of places where trees grow well, store carbon and provide magnificent habitats,
but won’t produce straight 50-foot poles. It envisages not wild woods, but
plantations, whose purpose is the discredited policy of
“bioenergy with carbon capture and storage”. This means growing wood to burn in
power stations, then capturing and burying the carbon emissions. It will almost
certainly cause more harm than good. Could
the committee’s enthusiasm have anything to do with the fact that one of its
members works for Drax, the
energy company pioneering this disastrous technology?
Throughout the report, business appears to come first; nature and climate last.

All this,
the CCC says, is consistent with the target it has set for the
government, of net zero greenhouse gas emissions by 2050. It tells me that the
rationale for this target “remains valid today”, meeting the UK’s obligations under
the Paris Agreement. This agreement commits governments to seek
“to limit the temperature increase to 1.5°C above pre-industrial levels”. But
in November, the UN published a report showing
that preventing more than 1.5°C means cutting greenhouse gas emissions by 7.6%
every year between now and 2030: a much steeper trajectory than the CCC’s. The
committee has set the wrong target, for the wrong date.

But I
think the problem runs deeper than this. It’s not just the target that’s wrong,
but the very notion of setting targets in an emergency.

When
firefighters arrive at a burning building, they don’t set themselves a target
of rescuing three of the five inhabitants. They seek – aware that they might
not succeed – to rescue everyone they can. Their aim is to maximise the number
of lives they save. In the climate emergency, our aim should be to maximise
both the reduction of emissions and the drawing down of carbon dioxide already
in the atmosphere. There is no safe level of global heating: every increment
kills.

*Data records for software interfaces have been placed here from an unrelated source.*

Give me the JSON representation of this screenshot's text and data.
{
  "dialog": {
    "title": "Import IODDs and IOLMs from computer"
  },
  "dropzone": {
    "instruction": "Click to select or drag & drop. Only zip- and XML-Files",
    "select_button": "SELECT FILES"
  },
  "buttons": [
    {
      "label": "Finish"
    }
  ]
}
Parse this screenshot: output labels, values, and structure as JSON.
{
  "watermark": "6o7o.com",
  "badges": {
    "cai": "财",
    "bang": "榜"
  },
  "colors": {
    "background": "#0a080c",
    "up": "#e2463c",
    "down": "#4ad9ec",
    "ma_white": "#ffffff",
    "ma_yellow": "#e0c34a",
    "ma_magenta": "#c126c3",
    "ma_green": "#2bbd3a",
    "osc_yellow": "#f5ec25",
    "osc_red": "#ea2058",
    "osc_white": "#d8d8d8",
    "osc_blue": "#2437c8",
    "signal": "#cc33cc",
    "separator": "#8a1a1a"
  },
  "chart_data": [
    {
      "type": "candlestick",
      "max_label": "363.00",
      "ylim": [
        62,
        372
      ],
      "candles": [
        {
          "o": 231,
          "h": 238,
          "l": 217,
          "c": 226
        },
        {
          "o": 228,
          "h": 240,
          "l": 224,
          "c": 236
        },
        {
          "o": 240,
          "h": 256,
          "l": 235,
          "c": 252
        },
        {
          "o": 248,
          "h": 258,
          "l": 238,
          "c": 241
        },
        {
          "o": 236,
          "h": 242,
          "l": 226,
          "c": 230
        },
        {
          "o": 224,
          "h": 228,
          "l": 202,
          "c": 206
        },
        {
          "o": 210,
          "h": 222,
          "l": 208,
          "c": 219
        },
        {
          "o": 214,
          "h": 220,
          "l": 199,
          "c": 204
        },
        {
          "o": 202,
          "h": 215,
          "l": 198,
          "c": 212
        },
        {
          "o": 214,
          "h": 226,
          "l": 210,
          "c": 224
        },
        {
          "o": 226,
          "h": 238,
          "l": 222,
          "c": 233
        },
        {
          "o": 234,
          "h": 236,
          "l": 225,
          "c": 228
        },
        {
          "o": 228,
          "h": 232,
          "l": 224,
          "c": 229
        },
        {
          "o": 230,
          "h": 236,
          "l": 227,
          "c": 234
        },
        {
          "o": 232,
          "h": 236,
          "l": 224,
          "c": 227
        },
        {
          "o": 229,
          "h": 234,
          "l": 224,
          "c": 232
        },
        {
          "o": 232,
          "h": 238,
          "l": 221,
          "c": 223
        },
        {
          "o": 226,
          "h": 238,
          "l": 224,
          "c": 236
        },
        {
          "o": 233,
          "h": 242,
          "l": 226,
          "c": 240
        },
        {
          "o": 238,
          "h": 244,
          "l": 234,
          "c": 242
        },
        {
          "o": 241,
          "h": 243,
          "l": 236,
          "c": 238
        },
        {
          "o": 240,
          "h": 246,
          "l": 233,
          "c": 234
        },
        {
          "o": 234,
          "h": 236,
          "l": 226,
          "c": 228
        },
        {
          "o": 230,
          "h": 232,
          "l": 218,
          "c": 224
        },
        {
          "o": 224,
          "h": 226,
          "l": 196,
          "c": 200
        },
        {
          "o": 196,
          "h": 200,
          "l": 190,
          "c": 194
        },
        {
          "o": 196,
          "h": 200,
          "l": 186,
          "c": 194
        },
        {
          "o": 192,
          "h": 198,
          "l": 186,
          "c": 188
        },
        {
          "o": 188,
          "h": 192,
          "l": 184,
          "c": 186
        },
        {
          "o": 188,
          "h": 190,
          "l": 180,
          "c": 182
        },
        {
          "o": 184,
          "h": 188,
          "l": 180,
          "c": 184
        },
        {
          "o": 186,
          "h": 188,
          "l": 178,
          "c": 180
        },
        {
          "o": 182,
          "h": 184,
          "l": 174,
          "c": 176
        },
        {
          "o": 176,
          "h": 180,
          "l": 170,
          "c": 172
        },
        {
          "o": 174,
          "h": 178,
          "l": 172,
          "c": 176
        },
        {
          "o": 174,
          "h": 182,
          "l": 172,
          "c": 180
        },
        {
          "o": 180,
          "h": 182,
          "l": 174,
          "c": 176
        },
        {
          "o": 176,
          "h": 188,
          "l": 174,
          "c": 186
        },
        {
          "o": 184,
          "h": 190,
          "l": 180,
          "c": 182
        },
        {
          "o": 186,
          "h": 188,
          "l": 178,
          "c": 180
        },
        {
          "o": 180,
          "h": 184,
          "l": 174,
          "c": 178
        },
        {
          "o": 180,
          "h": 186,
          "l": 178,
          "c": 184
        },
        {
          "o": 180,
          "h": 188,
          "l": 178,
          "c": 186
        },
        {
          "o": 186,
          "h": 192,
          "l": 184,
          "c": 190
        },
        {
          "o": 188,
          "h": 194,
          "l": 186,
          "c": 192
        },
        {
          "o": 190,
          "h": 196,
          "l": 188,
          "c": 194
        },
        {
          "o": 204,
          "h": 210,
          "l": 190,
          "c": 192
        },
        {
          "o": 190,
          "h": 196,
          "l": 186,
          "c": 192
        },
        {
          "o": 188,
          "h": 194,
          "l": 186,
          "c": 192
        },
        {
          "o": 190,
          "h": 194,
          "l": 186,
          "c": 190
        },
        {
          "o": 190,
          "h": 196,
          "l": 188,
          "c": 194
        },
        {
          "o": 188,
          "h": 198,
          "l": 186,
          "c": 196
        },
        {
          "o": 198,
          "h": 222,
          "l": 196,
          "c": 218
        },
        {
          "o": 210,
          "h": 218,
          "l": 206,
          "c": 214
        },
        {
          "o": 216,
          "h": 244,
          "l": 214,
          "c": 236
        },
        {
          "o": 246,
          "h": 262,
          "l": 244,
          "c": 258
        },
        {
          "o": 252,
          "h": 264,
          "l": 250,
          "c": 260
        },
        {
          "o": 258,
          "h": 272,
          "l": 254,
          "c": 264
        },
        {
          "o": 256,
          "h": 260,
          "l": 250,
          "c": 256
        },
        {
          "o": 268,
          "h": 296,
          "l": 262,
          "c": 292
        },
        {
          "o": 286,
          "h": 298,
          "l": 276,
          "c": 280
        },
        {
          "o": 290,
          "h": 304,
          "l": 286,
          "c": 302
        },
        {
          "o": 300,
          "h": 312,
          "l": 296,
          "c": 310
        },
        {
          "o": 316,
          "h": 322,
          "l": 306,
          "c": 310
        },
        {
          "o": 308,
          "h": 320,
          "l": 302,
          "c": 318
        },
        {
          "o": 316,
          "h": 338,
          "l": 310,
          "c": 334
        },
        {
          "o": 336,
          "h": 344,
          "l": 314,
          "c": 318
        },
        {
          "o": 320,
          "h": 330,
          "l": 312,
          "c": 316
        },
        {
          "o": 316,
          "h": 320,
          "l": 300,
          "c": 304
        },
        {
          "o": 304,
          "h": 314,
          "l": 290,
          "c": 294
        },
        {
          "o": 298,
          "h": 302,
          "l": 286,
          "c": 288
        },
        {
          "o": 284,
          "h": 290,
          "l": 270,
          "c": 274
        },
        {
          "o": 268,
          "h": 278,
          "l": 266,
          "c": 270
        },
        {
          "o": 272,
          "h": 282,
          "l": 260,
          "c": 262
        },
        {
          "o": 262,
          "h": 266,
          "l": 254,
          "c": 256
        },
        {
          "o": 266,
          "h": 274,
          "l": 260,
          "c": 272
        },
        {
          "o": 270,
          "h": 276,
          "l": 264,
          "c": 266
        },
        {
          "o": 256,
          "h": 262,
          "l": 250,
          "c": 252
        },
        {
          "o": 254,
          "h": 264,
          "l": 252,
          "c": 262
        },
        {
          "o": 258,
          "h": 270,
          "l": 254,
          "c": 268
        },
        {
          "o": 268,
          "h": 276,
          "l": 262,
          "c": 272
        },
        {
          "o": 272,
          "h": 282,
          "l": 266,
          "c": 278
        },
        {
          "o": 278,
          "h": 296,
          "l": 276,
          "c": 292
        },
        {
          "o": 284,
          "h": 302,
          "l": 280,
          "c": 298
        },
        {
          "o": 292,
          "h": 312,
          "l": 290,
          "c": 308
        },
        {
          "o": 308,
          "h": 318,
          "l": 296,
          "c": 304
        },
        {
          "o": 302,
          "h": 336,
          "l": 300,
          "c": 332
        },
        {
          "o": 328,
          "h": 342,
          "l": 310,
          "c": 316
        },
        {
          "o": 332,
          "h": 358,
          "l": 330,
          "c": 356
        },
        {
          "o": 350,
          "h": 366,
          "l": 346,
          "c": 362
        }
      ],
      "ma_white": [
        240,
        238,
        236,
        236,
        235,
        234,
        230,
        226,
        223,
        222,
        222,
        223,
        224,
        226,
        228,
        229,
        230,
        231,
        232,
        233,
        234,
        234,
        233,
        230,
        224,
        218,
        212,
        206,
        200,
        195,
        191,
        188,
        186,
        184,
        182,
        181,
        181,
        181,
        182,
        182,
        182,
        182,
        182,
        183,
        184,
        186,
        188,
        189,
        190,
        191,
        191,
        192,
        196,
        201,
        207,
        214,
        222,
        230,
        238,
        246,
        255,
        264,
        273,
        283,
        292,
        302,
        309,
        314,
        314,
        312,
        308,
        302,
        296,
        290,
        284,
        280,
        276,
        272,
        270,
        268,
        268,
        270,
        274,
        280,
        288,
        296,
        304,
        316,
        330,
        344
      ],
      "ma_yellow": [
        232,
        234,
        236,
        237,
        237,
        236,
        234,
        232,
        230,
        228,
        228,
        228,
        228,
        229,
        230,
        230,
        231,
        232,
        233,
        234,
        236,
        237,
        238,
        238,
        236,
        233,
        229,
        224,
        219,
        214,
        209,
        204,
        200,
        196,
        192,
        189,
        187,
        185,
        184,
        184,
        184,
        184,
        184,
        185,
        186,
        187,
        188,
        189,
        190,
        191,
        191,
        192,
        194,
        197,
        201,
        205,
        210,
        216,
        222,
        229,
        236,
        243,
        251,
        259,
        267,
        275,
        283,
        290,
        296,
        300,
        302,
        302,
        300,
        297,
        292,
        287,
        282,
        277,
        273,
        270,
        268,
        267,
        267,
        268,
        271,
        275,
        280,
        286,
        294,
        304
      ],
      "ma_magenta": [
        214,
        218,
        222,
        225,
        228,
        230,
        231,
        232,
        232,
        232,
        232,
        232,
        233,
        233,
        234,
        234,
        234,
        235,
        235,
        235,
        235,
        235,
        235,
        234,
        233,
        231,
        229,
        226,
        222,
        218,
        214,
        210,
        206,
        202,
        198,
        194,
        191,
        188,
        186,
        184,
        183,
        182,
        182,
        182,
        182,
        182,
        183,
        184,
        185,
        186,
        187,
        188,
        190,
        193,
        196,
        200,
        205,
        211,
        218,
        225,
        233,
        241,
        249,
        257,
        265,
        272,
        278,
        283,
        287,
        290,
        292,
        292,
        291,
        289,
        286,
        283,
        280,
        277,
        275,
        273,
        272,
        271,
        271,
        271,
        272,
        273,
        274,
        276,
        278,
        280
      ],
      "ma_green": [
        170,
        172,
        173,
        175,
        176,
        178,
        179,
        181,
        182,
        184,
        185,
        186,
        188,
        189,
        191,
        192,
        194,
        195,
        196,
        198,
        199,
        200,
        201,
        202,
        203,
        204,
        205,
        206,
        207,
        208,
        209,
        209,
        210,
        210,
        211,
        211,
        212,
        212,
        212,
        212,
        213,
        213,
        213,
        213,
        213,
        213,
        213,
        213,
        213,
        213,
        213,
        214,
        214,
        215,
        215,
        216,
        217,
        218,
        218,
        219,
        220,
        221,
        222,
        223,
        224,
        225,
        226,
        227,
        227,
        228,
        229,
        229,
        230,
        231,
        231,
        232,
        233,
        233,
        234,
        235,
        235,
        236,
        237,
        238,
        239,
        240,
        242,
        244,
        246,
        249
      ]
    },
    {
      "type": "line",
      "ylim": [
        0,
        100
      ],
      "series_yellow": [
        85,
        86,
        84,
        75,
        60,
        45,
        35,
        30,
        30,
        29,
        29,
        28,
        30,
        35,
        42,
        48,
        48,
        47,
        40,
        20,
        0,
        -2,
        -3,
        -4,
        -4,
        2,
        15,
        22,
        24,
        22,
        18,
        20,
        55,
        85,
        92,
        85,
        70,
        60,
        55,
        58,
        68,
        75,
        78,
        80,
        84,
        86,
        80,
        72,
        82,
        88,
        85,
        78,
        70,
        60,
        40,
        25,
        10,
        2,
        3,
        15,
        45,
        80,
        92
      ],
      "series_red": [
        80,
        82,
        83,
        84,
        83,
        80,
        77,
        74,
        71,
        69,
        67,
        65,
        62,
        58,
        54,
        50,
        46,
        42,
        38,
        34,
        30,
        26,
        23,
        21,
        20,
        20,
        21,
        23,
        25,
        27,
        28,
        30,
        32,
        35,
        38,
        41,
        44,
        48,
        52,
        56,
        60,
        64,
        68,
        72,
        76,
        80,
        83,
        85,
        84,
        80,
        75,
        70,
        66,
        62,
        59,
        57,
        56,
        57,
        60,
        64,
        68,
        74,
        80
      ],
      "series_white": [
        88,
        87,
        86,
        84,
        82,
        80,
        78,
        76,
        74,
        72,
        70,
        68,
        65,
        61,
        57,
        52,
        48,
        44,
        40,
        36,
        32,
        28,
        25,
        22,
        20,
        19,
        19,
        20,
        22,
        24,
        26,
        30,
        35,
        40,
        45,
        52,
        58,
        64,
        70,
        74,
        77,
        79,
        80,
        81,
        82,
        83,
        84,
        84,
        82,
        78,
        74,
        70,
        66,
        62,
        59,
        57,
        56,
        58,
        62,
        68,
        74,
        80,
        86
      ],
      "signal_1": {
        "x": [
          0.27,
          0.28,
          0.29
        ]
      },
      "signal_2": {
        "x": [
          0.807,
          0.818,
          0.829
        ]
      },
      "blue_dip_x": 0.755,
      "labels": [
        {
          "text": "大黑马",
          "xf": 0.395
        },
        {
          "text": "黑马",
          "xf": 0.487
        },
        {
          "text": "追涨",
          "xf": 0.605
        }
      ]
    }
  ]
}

Maximisation
is implicit in the Paris Agreement: it requires governments to pursue “the
highest possible ambition”. In its land-use report, the CCC repeatedly admits
that it could go further, but insists it doesn’t need to, because its policies
will meet the target. The target has supplanted the ultimate objective, which
is to respond appropriately to the climate emergency. This is a classic
vindication of Goodhart’s Law:
“when a measure becomes a target, it ceases to be a good measure”.

We are all
familiar with the absurdities of target culture. We know how, in many
workplaces, the target becomes the task. We know how official targets for
depriving people of social security ruined thousands of lives. We know
that the Windrush scandal – the
persecution and wrongful deportation of people legally entitled to reside in
the UK – was caused in part by the Home Office target for
“enforced returns”. We know how targets encourage people to game the system, as
hospital administrators do with their waiting lists, and cause Kafkaesque
nightmares of overzealous officialdom, as David Boyle documents in his new book Tickbox.

But less
discussed is the way in which targets can encourage officials to underperform.
As soon as you set a target, you pull back from maximisation. Even if you say
“this target is the minimum”, as the CCC does, politicians treat it as the line
they need to cross. At this point, they fulfil their legal duty, even if they
fail to fulfil their wider duty of care.

Is a
policy of maximisation possible? It is not only possible, it’s already
happening, in exactly the wrong place. The 2015 Infrastructure Act introduced a legal duty to
“maximise the economic recovery” of petroleum in the UK. If drilling companies
fail to maximise their extraction of fossil fuel from an oilfield, they will be
forced to surrender their licence to
operate. In other words, while the government observes a legal minimum (the CCC’s
target) for reducing greenhouse gases, it observes a legal maximum for
increasing them.

The appropriate response to the climate emergency is a legal duty to maximise climate action. The CCC’s board should be disbanded and replaced by people whose mandate is rigorously to explore every economic sector, in search of the maximum possible cuts in greenhouse gases, and the maximum possible drawdown. We have arrived at the burning building. The only humane and reasonable aim is to rescue everyone inside.

www.monbiot.com